What you should do → State how many lines of the entries hold the string "annotation", and output nothing but that count.

Input data →
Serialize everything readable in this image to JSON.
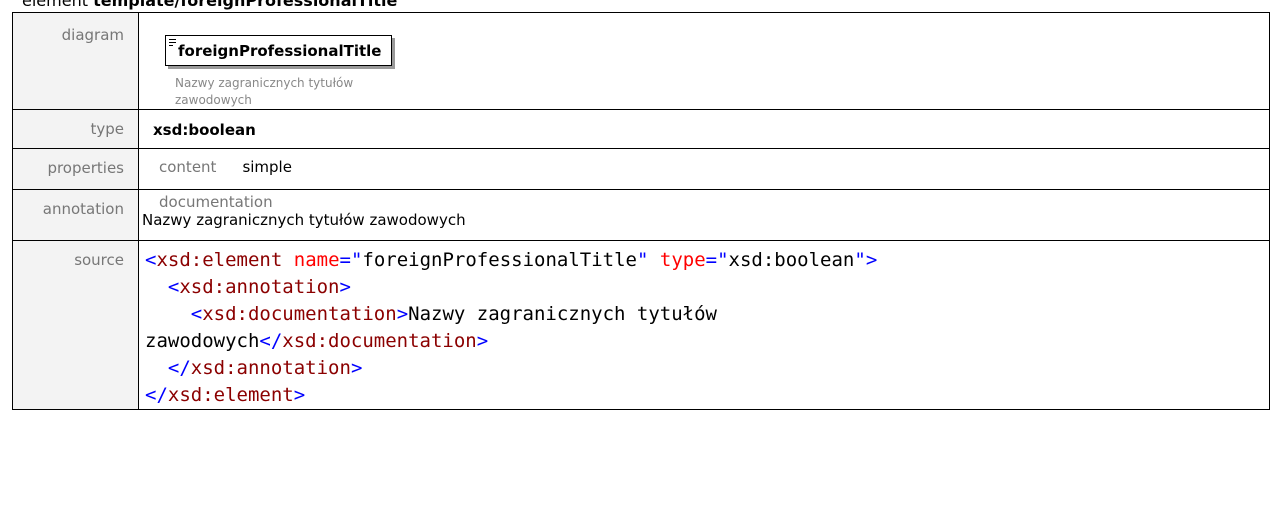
{
  "heading": {
    "kind": "element",
    "name": "template/foreignProfessionalTitle"
  },
  "rows": {
    "diagram": {
      "label": "diagram",
      "element_name": "foreignProfessionalTitle",
      "documentation": "Nazwy zagranicznych tytułów zawodowych"
    },
    "type": {
      "label": "type",
      "value": "xsd:boolean"
    },
    "properties": {
      "label": "properties",
      "key": "content",
      "value": "simple"
    },
    "annotation": {
      "label": "annotation",
      "key": "documentation",
      "value": "Nazwy zagranicznych tytułów zawodowych"
    },
    "source": {
      "label": "source",
      "lt": "<",
      "gt": ">",
      "lt_slash": "</",
      "quote": "\"",
      "eq": "=",
      "tag_element": "xsd:element",
      "attr_name": "name",
      "name_value": "foreignProfessionalTitle",
      "attr_type": "type",
      "type_value": "xsd:boolean",
      "tag_annotation": "xsd:annotation",
      "tag_documentation": "xsd:documentation",
      "doc_text_1": "Nazwy zagranicznych tytułów",
      "doc_text_2": "zawodowych"
    }
  },
  "colors": {
    "tag_bracket": "#0000ff",
    "tag_name": "#8b0000",
    "attr_name": "#ff0000",
    "label_bg": "#f3f3f3",
    "label_text": "#777777"
  }
}
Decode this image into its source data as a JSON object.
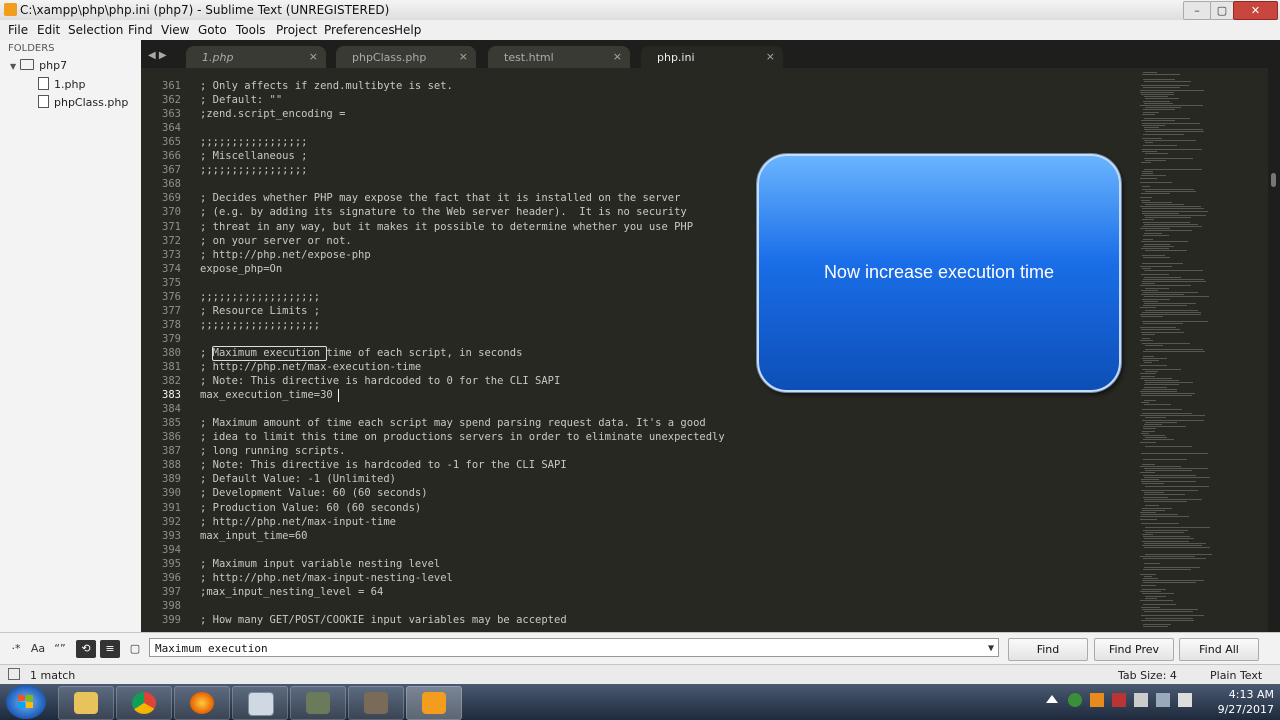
{
  "window": {
    "title": "C:\\xampp\\php\\php.ini (php7) - Sublime Text (UNREGISTERED)",
    "min": "–",
    "max": "▢",
    "close": "✕"
  },
  "menu": [
    "File",
    "Edit",
    "Selection",
    "Find",
    "View",
    "Goto",
    "Tools",
    "Project",
    "Preferences",
    "Help"
  ],
  "sidebar": {
    "header": "FOLDERS",
    "folder": "php7",
    "files": [
      "1.php",
      "phpClass.php"
    ]
  },
  "tabs": [
    {
      "label": "1.php",
      "close": "×"
    },
    {
      "label": "phpClass.php",
      "close": "×"
    },
    {
      "label": "test.html",
      "close": "×"
    },
    {
      "label": "php.ini",
      "close": "×"
    }
  ],
  "tab_nav": "◀ ▶",
  "code_lines": [
    {
      "n": "361",
      "t": "; Only affects if zend.multibyte is set."
    },
    {
      "n": "362",
      "t": "; Default: \"\""
    },
    {
      "n": "363",
      "t": ";zend.script_encoding ="
    },
    {
      "n": "364",
      "t": ""
    },
    {
      "n": "365",
      "t": ";;;;;;;;;;;;;;;;;"
    },
    {
      "n": "366",
      "t": "; Miscellaneous ;"
    },
    {
      "n": "367",
      "t": ";;;;;;;;;;;;;;;;;"
    },
    {
      "n": "368",
      "t": ""
    },
    {
      "n": "369",
      "t": "; Decides whether PHP may expose the fact that it is installed on the server"
    },
    {
      "n": "370",
      "t": "; (e.g. by adding its signature to the Web server header).  It is no security"
    },
    {
      "n": "371",
      "t": "; threat in any way, but it makes it possible to determine whether you use PHP"
    },
    {
      "n": "372",
      "t": "; on your server or not."
    },
    {
      "n": "373",
      "t": "; http://php.net/expose-php"
    },
    {
      "n": "374",
      "t": "expose_php=On"
    },
    {
      "n": "375",
      "t": ""
    },
    {
      "n": "376",
      "t": ";;;;;;;;;;;;;;;;;;;"
    },
    {
      "n": "377",
      "t": "; Resource Limits ;"
    },
    {
      "n": "378",
      "t": ";;;;;;;;;;;;;;;;;;;"
    },
    {
      "n": "379",
      "t": ""
    },
    {
      "n": "380",
      "t": "; Maximum execution time of each script, in seconds"
    },
    {
      "n": "381",
      "t": "; http://php.net/max-execution-time"
    },
    {
      "n": "382",
      "t": "; Note: This directive is hardcoded to 0 for the CLI SAPI"
    },
    {
      "n": "383",
      "t": "max_execution_time=30"
    },
    {
      "n": "384",
      "t": ""
    },
    {
      "n": "385",
      "t": "; Maximum amount of time each script may spend parsing request data. It's a good"
    },
    {
      "n": "386",
      "t": "; idea to limit this time on productions servers in order to eliminate unexpectedly"
    },
    {
      "n": "387",
      "t": "; long running scripts."
    },
    {
      "n": "388",
      "t": "; Note: This directive is hardcoded to -1 for the CLI SAPI"
    },
    {
      "n": "389",
      "t": "; Default Value: -1 (Unlimited)"
    },
    {
      "n": "390",
      "t": "; Development Value: 60 (60 seconds)"
    },
    {
      "n": "391",
      "t": "; Production Value: 60 (60 seconds)"
    },
    {
      "n": "392",
      "t": "; http://php.net/max-input-time"
    },
    {
      "n": "393",
      "t": "max_input_time=60"
    },
    {
      "n": "394",
      "t": ""
    },
    {
      "n": "395",
      "t": "; Maximum input variable nesting level"
    },
    {
      "n": "396",
      "t": "; http://php.net/max-input-nesting-level"
    },
    {
      "n": "397",
      "t": ";max_input_nesting_level = 64"
    },
    {
      "n": "398",
      "t": ""
    },
    {
      "n": "399",
      "t": "; How many GET/POST/COOKIE input variables may be accepted"
    }
  ],
  "current_line": "383",
  "callout": {
    "text": "Now increase execution time"
  },
  "find": {
    "value": "Maximum execution",
    "options": [
      "·*",
      "Aa",
      "“”",
      "⟲",
      "≡",
      "▢"
    ],
    "buttons": {
      "find": "Find",
      "find_prev": "Find Prev",
      "find_all": "Find All"
    },
    "dropdown": "▼"
  },
  "status": {
    "matches": "1 match",
    "tab_size": "Tab Size: 4",
    "syntax": "Plain Text"
  },
  "taskbar": {
    "time": "4:13 AM",
    "date": "9/27/2017"
  },
  "colors": {
    "editor_bg": "#272822",
    "callout": "#1a6ee8"
  }
}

Solution to the problem → 3